Are you ready for winter?
Now that colder temperatures are starting, it is time to ask an important risk management question. Are you ready for winter? During the winter season, there is often an increase in certain claims reported by early care and education programs. Cold weather conditions can increase the possibility of auto accidents, slip-and-fall accidents, and water damage due to frozen pipes rupturing. There are strategies you can use to help prevent these events from occurring.
To prevent auto accidents:
- Don’t drive unless you have to!
- Have your van or bus tires professionally inspected to ensure the tread allows safe travel through snow.
- Review safe winter driving practices with your drivers. Drivers should be away of their vehicle’s breaking system before braking on ice and snow and follow owner manual instructions. While important for all, give special attention to new vehicles and operators.
- Keep windows, mirrors, and lights clean and free of snow and ice. Make sure windshield wipers and defrosters are working, and fill washer reservoirs with no-freeze windshield washer fluid. Turn on your headlights so other drivers can see you.
- Beware of ice. Decrease your speed and leave yourself plenty of room to stop. Increase normal following distance of 2-3 seconds to 8-10 seconds in slippery conditions. Follow the path that will give you the most traction. Watch cars in front of you and avoid areas where they slide. Remember that bridges, areas under them, and overpasses freeze faster than other road surfaces.
- If you start to skid, don’t panic. Take your foot off the brake or accelerators.
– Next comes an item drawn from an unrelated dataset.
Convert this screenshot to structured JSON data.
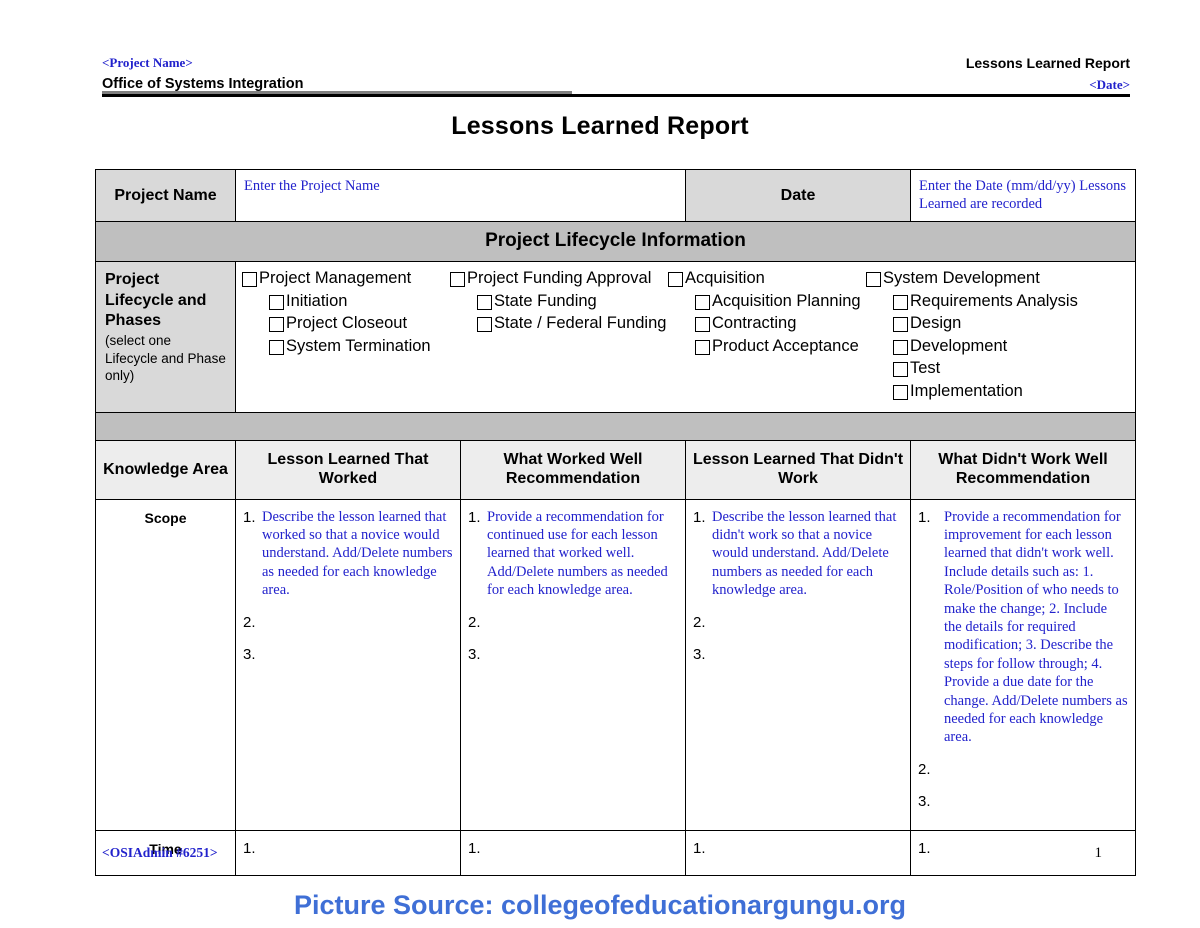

Shift the car into neutral (automatic transmission) or declutch the car (manual); steer in the direction you want to go – steer into the skid and begin to accelerate slowly. Avoid panic breaking or hard acceleration.
- If you have anti-lock brakes, keep the pedal depressed and do not pump the breaks. If you do not have antilock brakes, apply brakes firmly. If the brakes lock up, slowly release the brake pedal until the tires are no longer skidding and you feel them braking properly.
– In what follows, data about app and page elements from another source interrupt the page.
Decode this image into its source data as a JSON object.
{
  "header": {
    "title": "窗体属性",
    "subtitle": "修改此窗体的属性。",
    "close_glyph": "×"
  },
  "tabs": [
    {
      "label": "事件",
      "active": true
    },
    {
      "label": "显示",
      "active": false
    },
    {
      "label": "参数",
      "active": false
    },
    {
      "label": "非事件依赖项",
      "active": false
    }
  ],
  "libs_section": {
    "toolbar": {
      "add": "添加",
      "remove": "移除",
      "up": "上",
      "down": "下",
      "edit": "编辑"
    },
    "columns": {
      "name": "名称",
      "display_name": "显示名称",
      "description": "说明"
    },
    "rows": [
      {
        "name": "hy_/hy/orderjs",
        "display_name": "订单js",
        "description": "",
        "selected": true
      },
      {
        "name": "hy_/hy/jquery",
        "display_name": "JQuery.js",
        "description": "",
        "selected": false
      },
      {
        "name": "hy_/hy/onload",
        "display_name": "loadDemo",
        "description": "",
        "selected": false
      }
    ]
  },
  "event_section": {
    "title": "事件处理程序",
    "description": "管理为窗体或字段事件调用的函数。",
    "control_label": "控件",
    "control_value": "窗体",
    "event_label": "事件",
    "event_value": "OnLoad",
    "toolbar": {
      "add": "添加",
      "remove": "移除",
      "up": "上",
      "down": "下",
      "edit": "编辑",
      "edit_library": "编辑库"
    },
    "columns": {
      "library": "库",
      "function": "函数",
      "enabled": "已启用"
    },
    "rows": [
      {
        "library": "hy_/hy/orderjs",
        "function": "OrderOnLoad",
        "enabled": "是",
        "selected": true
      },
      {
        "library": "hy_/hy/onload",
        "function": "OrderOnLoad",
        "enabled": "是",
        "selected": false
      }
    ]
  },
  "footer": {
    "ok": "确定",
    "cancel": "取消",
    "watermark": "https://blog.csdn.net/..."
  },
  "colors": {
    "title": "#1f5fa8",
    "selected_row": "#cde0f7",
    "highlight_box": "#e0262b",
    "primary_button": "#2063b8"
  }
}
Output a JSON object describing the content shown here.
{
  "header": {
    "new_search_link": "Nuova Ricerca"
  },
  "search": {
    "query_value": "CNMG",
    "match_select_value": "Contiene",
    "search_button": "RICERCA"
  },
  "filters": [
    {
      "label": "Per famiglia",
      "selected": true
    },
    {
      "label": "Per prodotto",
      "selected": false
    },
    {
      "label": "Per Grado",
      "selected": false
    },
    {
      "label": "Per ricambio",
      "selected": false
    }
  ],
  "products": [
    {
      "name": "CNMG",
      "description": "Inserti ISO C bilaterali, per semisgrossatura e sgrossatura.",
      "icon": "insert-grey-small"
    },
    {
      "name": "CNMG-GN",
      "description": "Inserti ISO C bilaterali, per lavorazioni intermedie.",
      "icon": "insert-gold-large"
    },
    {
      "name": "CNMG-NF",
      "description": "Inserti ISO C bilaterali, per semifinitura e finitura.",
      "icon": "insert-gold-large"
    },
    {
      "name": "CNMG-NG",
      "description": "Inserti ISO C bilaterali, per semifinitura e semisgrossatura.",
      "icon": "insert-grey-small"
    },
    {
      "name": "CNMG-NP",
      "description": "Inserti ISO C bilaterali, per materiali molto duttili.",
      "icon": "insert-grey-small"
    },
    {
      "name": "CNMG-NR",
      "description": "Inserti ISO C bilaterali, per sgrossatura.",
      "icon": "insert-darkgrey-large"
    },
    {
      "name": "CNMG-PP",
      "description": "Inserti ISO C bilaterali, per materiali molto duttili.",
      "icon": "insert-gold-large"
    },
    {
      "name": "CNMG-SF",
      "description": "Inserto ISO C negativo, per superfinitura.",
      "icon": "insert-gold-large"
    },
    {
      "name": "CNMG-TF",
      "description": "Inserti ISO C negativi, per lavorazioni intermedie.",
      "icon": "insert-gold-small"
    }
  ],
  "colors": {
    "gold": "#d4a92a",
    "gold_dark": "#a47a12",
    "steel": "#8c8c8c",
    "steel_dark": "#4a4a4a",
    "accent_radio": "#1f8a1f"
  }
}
- Guard against SUV overconfidence. Four-wheel drive vehicles are great for initial traction and avoiding getting stuck in the snow, but they have the same difficulty keeping control and stopping as other vehicles.
- If you get stuck, don’t spin the tires. Clear snow away from tires and under the vehicle. If necessary, use kitty litter or salt around the front wheels for front-wheel drive and rear wheels for rear-wheel drive vehicles. Point the front wheels straight, shift to drive (use second gear for manual transmission) and with gentle pressure of the accelerator, try to ease out of the stop without spinning the wheels.
To prevent slip-and-fall accidents:
- Clear walkways of ice and snow as soon as possible.
- Watch for black ice, which occurs when water melts and refreezes on dark asphalt surfaces. Downspout drainage areas and near-curb areas can become especially hazardous.
- Keep ample amounts of ice-melting compound on hand. Store it in an area that is easily accessible by adult staff but not children.
- Place skid-resistant, absorbent mats at all entrances. Inspect the mats frequently so they do not becoming tripping hazards, and replace frayed mats immediately.
- Make advance arrangements with your snow removal contractors to clear sidewalks, parking lots, and walkways before the children arrive.
- Post “Wet Floor” warning signs at entrance areas. These signs must be visible and don’t obstruct walkways.
- Check your floors frequently and immediately clean up moisture.
- Document your efforts to keep your floors hazard-free in a daily log or on your calendar. Most importantly, be consistent and timely with your cleaning and inspection schedule.
To keep pipes from freezing:
- If you close during the holidays, keep your heat on. Your heating expenses are far less costly than having to close your center for water damage repair.
- If your center is going to be unoccupied for more than 24 hours, you should have a plan to inspect it once a day for freezing pipes.
- Seal all external openings where cold air can get at unprotected water pipes and cover pipes with foam or fiberglass insulation sleeves.
- Keep pipes from freezing under sinks by opening cabinet doors, which allows warmer room air to circulate around the pipes. If pipes start to freeze, let water drip slowly through an open faucet to help prevent pipes from bursting.
Pipes that rupture due to freezing can result in extensive water damage to walls, carpets and furniture, in addition to important electronic equipment such as computers, printers, telephones and copiers. While the electronics themselves can be replaced, important business records can be lost indefinitely if computers are damaged. Protect equipment with a cover before you leave each day. Elevate computers off the floor to reduce its exposure to rising water.